Disclosure and Barring Service (DBS)

Post Office processes around 200,000 DBS checks in branch each year for a range of organisations and we’ve put some tips together to help explain the process.

teacher in classrom

DBS Checks Explained

 

When starting a new job, sometimes you might be required to provide more than personal and bank details to begin your new role. Your new employer might also ask you to complete a DBS (Disclosure and Barring Service) check. DBS checks are an important requirement for several job roles and allow you to work in your chosen field – from teaching, social work and childminding, through to veterinary nursing, solicitors and accounting. It’s a background check, to help employers make safer recruitment decisions and can – with the Enhanced check - prevent unsuitable people working with vulnerable groups (such as children). 

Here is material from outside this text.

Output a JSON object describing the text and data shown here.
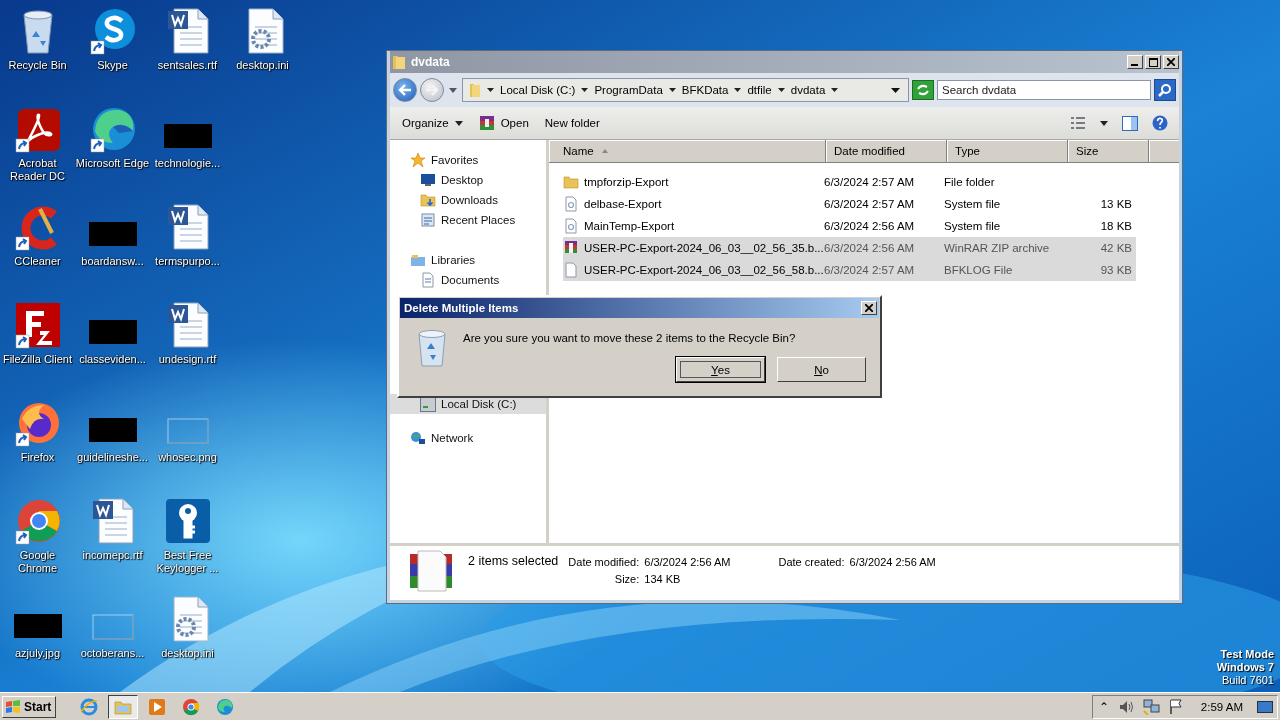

Post Office processes around 200,000 DBS checks in branch each year for a range of organisations and we’ve put some tips together to help explain the process and share all the details you need to get started.

What is a DBS check and what does a DBS check show?

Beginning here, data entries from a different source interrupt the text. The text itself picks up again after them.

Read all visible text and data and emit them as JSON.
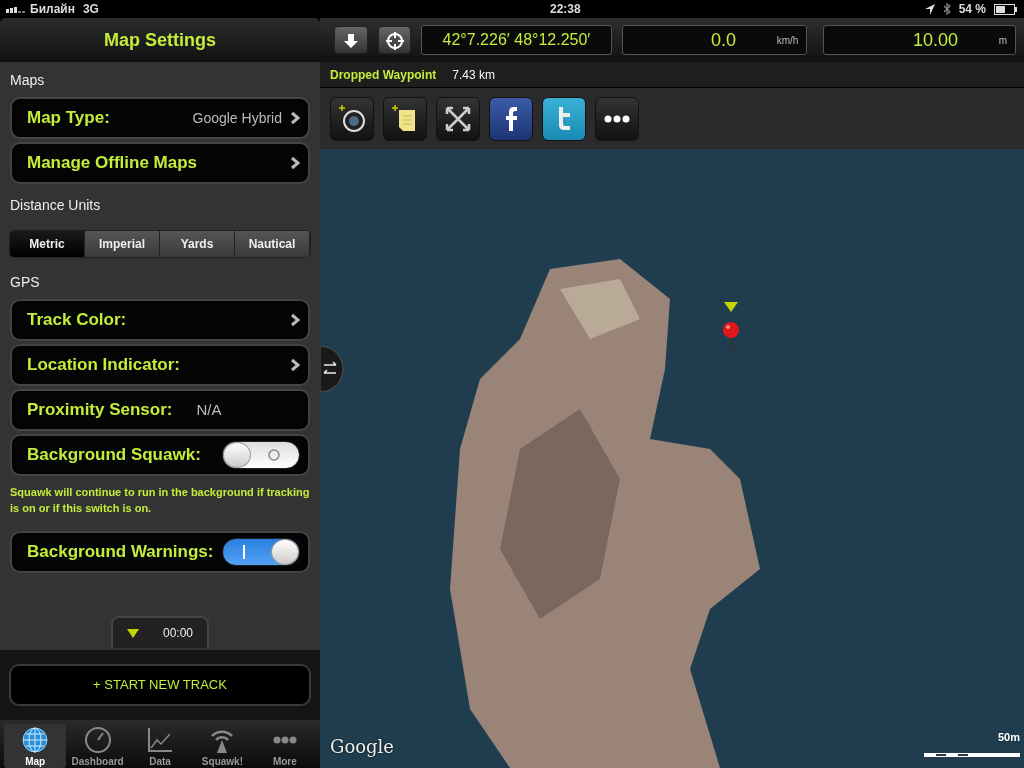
{
  "status_bar": {
    "carrier": "Билайн",
    "network": "3G",
    "time": "22:38",
    "battery": "54 %"
  },
  "settings": {
    "title": "Map Settings",
    "sections": [
      {
        "header": "Maps",
        "rows": [
          {
            "kind": "nav",
            "label": "Map Type:",
            "value": "Google Hybrid"
          },
          {
            "kind": "nav",
            "label": "Manage Offline Maps"
          }
        ]
      },
      {
        "header": "Distance Units",
        "segments": [
          {
            "label": "Metric",
            "selected": true
          },
          {
            "label": "Imperial",
            "selected": false
          },
          {
            "label": "Yards",
            "selected": false
          },
          {
            "label": "Nautical",
            "selected": false
          }
        ]
      },
      {
        "header": "GPS",
        "rows": [
          {
            "kind": "nav",
            "label": "Track Color:"
          },
          {
            "kind": "nav",
            "label": "Location Indicator:"
          },
          {
            "kind": "info",
            "label": "Proximity Sensor:",
            "value": "N/A"
          },
          {
            "kind": "switch",
            "label": "Background Squawk:",
            "on": false
          },
          {
            "kind": "note",
            "text": "Squawk will continue to run in the background if tracking is on or if this switch is on."
          },
          {
            "kind": "switch",
            "label": "Background Warnings:",
            "on": true
          }
        ]
      }
    ]
  },
  "tracker": {
    "timer": "00:00",
    "start_button": "+ START NEW TRACK"
  },
  "tab_bar": [
    {
      "label": "Map",
      "selected": true
    },
    {
      "label": "Dashboard",
      "selected": false
    },
    {
      "label": "Data",
      "selected": false
    },
    {
      "label": "Squawk!",
      "selected": false
    },
    {
      "label": "More",
      "selected": false
    }
  ],
  "toolbar": {
    "coordinates": "42°7.226′ 48°12.250′",
    "readouts": [
      {
        "value": "0.0",
        "unit": "km/h"
      },
      {
        "value": "10.00",
        "unit": "m"
      }
    ]
  },
  "waypoint": {
    "name": "Dropped Waypoint",
    "distance": "7.43 km"
  },
  "actions": [
    {
      "kind": "camera"
    },
    {
      "kind": "note"
    },
    {
      "kind": "expand"
    },
    {
      "kind": "facebook"
    },
    {
      "kind": "twitter"
    },
    {
      "kind": "more"
    }
  ],
  "map": {
    "attribution": "Google",
    "scale": "50m"
  }
}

There are three main types of DBS checks (previously known as CRB checks) – your employer should advise you on which one is required:

  • Basic: This is the lowest level of search, which checks for any unspent convictions. An employer can request this for any type of job, but it is usually required for roles dealing with the public – such as delivery drivers and charity workers. You can apply for this yourself, through Post Office on GOV.UK Verify.  

  • Standard: This reveals a higher level of detail than the Basic check – such as spent and unspent convictions, reprimands, cautions, and final warnings. It’s expected for roles that involve working with children or vulnerable adults – such as social workers or childminders. From this level of check upwards, you’ll need to submit more documents to prove your identity.

  • Enhanced: This covers everything within the Standard check, as well as any additional information held by police that would be relevant including searching barred lists (i.e. people who’ve been barred from working with children or vulnerable adults). Teachers, doctors and other people with high levels of responsibility in unsupervised conditions with children or vulnerable adults would usually expect this level of check.

 

How to get a DBS check

When it comes to applying for a Standard or Enhanced DBS check, your employer or the organisation you are engaging with will inform you who their preferred supplier is to complete the process with. You’ll begin the journey online and then you might need to provide original documents such as a Passport, driving license and recent bank statement, which you can bring to a Post Office along with copies and your application form. Document checking services are available in around 3,700 Post Offices across the UK.  

What’s the Post Office role in the process?

We’ll confirm that your documents are authentic and that they belong to you. If your documents include photographic evidence (e.g. a passport or driving license), we’ll even be able to confirm your identity. You then send your completed application form and certified copies back to DBS, your employer or partner organisation – and you’re ready to go.

How long does a DBS check take?

Basic DBS checks usually take up to 14 days. For Standard and Enhanced, you should normally receive a copy within four weeks, but this can vary depending on busier times – for instance an increase in seasonal workers across summer.

How long does a DBS check last?

DBS checks have no official expiry date, but it’s up to your employer to decide when a new check is required.

For more information regarding DBS checks and how to complete the process through Post Office please visit: https://www.postoffice.co.uk/identity/dbs-checks